_Work required:_ Show all lines from the data that include the word "Sherria".

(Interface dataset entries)
··········
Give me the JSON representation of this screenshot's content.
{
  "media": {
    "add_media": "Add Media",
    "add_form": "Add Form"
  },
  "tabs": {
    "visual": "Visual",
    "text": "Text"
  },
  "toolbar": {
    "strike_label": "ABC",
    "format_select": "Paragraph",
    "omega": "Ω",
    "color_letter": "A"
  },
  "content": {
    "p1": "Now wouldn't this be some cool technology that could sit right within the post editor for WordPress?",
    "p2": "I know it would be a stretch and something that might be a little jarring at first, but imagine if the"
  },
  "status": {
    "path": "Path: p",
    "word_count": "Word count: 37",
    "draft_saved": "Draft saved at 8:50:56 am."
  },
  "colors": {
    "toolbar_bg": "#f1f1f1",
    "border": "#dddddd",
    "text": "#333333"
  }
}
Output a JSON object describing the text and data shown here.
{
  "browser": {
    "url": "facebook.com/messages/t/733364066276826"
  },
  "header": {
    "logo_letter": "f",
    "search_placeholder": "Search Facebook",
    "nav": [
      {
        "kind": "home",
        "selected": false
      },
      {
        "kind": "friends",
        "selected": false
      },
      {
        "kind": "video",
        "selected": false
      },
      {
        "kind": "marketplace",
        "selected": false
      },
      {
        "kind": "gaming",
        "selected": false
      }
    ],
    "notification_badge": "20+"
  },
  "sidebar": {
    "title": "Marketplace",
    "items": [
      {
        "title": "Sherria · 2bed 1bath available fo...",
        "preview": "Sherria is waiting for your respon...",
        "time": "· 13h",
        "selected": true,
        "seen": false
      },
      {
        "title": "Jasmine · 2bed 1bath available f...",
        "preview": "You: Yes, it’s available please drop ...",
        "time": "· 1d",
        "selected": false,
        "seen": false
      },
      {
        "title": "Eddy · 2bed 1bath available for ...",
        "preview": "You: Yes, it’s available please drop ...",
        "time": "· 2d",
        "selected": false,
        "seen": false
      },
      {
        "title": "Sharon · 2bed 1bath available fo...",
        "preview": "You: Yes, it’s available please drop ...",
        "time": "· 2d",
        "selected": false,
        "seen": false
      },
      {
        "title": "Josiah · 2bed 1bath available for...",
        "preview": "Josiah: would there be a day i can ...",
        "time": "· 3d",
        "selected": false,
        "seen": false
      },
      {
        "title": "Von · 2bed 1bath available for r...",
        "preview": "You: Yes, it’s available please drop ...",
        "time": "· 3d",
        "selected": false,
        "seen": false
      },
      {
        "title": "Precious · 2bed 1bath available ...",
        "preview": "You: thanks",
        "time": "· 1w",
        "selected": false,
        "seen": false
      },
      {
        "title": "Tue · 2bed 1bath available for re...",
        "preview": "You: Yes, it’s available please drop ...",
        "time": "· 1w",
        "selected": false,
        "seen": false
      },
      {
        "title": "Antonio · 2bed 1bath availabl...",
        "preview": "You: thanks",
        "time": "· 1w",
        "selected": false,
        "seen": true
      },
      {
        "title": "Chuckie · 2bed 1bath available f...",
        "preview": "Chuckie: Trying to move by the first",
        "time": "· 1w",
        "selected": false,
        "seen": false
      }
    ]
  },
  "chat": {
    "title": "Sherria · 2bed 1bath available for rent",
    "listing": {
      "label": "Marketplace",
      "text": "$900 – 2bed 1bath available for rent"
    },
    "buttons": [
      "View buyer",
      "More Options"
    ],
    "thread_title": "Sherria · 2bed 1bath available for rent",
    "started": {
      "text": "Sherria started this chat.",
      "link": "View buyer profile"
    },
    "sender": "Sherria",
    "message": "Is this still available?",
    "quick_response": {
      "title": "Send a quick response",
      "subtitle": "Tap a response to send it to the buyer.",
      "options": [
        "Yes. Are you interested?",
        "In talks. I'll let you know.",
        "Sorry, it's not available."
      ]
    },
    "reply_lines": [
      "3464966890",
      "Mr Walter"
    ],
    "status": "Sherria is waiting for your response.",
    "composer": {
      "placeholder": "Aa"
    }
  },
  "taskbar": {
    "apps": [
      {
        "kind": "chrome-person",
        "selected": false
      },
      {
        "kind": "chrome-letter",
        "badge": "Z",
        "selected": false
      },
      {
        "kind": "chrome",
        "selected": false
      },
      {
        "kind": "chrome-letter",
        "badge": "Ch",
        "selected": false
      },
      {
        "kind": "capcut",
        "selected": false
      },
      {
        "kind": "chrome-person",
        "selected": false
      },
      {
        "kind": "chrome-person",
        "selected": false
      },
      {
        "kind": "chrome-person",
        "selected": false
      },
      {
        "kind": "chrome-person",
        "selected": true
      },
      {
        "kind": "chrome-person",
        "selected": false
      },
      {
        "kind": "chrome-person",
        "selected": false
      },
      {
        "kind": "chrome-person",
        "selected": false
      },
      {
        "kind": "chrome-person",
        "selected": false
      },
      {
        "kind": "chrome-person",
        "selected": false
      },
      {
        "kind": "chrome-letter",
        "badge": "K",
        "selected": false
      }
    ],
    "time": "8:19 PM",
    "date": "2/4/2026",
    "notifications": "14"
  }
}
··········
_Exercise result:_
        "title": "Sherria · 2bed 1bath available fo...",
        "preview": "Sherria is waiting for your respon...",
    "title": "Sherria · 2bed 1bath available for rent",
    "thread_title": "Sherria · 2bed 1bath available for rent",
      "text": "Sherria started this chat.",
    "sender": "Sherria",
    "status": "Sherria is waiting for your response.",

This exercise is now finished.